>>>

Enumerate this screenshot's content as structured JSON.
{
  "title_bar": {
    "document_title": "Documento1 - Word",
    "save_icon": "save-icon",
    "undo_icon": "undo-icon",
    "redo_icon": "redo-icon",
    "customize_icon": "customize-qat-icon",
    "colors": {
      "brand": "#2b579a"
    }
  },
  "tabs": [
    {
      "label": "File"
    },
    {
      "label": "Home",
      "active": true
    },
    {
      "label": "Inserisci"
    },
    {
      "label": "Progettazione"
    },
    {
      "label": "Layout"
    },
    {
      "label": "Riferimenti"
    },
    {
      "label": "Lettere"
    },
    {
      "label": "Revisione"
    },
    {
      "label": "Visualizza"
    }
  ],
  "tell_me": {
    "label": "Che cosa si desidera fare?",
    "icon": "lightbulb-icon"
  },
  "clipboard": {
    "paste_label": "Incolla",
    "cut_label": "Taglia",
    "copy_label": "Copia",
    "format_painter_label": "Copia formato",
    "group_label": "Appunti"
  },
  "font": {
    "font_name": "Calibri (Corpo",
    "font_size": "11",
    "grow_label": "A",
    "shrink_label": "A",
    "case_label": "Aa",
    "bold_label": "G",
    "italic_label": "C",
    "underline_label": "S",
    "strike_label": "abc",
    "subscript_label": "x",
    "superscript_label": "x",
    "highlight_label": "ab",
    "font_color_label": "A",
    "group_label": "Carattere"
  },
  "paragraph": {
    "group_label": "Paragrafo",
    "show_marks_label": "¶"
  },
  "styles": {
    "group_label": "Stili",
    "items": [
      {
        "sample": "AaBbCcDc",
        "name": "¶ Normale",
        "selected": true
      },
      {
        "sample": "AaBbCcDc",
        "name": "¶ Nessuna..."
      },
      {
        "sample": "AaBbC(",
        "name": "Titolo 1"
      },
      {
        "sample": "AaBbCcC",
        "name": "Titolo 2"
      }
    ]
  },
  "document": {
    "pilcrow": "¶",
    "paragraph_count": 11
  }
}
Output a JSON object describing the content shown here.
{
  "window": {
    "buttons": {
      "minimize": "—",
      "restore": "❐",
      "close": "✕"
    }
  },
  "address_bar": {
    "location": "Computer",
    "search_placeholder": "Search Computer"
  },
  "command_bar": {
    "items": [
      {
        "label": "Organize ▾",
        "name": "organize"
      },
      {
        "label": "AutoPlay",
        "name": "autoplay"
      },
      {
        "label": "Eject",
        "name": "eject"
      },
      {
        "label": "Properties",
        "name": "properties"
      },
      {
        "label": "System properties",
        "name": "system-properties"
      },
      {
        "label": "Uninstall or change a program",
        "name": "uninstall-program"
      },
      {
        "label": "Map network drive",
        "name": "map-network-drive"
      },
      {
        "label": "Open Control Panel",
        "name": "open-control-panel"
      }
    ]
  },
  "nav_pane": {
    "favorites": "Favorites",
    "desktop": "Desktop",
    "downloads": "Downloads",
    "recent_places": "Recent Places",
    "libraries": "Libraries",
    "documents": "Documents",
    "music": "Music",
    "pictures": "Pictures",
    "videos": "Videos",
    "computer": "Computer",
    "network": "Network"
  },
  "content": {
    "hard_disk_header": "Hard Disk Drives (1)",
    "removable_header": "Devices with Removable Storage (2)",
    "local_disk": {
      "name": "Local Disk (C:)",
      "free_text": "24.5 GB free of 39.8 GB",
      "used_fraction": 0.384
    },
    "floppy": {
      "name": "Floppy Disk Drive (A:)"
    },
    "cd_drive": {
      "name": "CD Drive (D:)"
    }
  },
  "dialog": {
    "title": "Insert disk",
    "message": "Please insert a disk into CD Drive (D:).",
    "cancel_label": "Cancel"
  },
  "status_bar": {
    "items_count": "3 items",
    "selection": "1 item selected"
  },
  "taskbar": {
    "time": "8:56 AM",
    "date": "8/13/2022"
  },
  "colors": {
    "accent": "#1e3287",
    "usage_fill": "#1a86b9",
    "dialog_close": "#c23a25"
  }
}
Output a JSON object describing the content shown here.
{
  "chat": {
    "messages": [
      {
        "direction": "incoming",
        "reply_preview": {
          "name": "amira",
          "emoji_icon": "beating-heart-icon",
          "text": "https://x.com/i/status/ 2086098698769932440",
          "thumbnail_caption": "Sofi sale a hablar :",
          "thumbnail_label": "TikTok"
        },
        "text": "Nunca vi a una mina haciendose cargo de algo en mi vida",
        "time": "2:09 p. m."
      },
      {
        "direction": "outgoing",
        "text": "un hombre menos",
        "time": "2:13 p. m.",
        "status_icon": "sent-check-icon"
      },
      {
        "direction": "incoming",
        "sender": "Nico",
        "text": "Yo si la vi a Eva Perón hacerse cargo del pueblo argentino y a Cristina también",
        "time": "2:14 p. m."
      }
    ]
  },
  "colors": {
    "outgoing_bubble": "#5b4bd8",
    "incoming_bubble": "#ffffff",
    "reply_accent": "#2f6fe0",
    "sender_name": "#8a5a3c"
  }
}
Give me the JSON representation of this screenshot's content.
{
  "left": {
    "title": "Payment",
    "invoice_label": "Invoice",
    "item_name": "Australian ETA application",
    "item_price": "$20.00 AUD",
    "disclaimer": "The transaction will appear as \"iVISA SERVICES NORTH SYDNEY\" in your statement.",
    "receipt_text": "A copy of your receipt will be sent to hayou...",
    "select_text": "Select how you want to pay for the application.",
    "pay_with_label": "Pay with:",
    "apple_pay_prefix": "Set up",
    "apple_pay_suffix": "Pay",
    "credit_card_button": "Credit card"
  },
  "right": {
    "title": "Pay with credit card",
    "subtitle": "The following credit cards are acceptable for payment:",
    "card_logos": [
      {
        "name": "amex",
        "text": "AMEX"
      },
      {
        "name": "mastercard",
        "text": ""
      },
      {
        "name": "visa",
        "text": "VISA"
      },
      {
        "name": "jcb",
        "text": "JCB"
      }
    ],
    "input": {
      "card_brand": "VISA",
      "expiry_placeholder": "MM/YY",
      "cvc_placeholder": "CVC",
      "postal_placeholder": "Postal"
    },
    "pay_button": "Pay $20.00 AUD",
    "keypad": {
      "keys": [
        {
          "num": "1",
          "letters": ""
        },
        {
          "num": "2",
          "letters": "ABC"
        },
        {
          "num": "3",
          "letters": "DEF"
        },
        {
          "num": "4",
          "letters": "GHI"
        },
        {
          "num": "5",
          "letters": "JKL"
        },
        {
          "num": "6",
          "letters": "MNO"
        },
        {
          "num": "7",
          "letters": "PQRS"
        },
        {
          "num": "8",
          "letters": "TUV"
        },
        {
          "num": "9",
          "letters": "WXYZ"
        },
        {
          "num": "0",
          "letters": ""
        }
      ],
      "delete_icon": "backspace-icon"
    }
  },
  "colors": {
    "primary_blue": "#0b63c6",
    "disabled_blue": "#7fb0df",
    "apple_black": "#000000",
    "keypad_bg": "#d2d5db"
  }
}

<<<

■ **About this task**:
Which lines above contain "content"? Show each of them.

■ **Answer section**:
Enumerate this screenshot's content as structured JSON.
Output a JSON object describing the content shown here.
  "content": {
Output a JSON object describing the content shown here.
Give me the JSON representation of this screenshot's content.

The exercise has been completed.